Photo by: K Rayker, via Free Images.

Aquebogue, NY - October 4, 2016 - Suffolk County Health Commissioner Dr. James L. Tomarken announced today that two mosquito samples one Culex pipiens-restuans and one Culex salinarius collected September 21, 2016, from Aquebogue, have tested positive for West Nile virus.

To date this year, 140 mosquito samples, 15 birds and one horse have tested positive for West Nile virus. Horse owners are reminded to vaccinate their horses for West Nile virus and Eastern Equine Encephalitis (EEE) virus.
 
Three humans have tested positive for the virus in Suffolk County this year.
 
Residents are advised to continue to take precautions, as surveillance indicates that the both Culex pipiens-restuans and Asian Tiger Mosquitoes (Aedes albopictus), are presently active in Suffolk County. Asian Tiger mosquitoes are small mosquitoes with black and white stripes that are known to bite aggressively near your feet and ankles during the day. 
 
“We recommend that residents take three actions to avoid being bitten by mosquitoes,” said Dr. Tomarken.
 
  1. Eliminate stagnant water where mosquitoes breed by dumping the water and scrubbing the containers weekly to remove the eggs;
  2. Use  mosquito repellent with EPA approved labeling on the product and follow instructions;
  3. Consider using dunks, treating yards with barrier type sprays containing permethrin as the active ingredient, or hiring licensed pesticide applicators.
If these actions don’t help, residents may contact the Department of Public Works’ Vector Control Division at 631-852-4270 or via the web to request a vector control crew to check the area.

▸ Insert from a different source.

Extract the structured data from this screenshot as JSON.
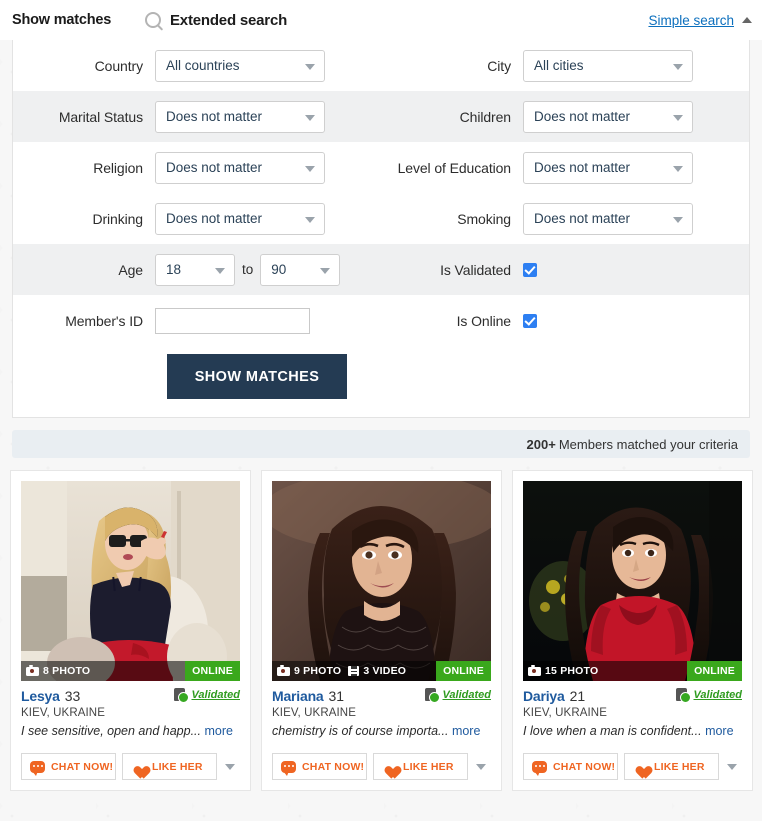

“Adult spraying for Asian Tiger mosquitoes isn’t very effective as it reduces their numbers for only a few days before new mosquitoes emerge from larvae that has been thriving in containers,” said Tom Iwanejko, chief of vector control. “This is why it is so important to dump the water on a regular weekly basis and scrub any eggs on the inside of the container!
To reduce the mosquito population:
  • Remove all discarded tires on the property.
  • Dispose of tin cans, plastic containers, ceramic pots or similar water-holding containers.
  • Make sure roof gutters drain properly, and clean clogged gutters.
  • Turn over plastic wading pools and wheelbarrows when not in use.
  • Change the water in birdbaths and scrub the containers.
  • Clean vegetation and debris from the edges of ponds and keep shrubs and grass trimmed.
  • Clean and chlorinate swimming pools, outdoor saunas and hot tubs.
  • Drain water from pool covers and scrub the covers.
  • Make sure all windows and doors have screens, and that all screens are in good repair.
 
Video: Scott Campbell, PhD, shows home owners many of the places in your back yard where mosquitoes breed.
 
For further information on mosquitoes and mosquito-borne illnesses, visit the Department of Health Services’ website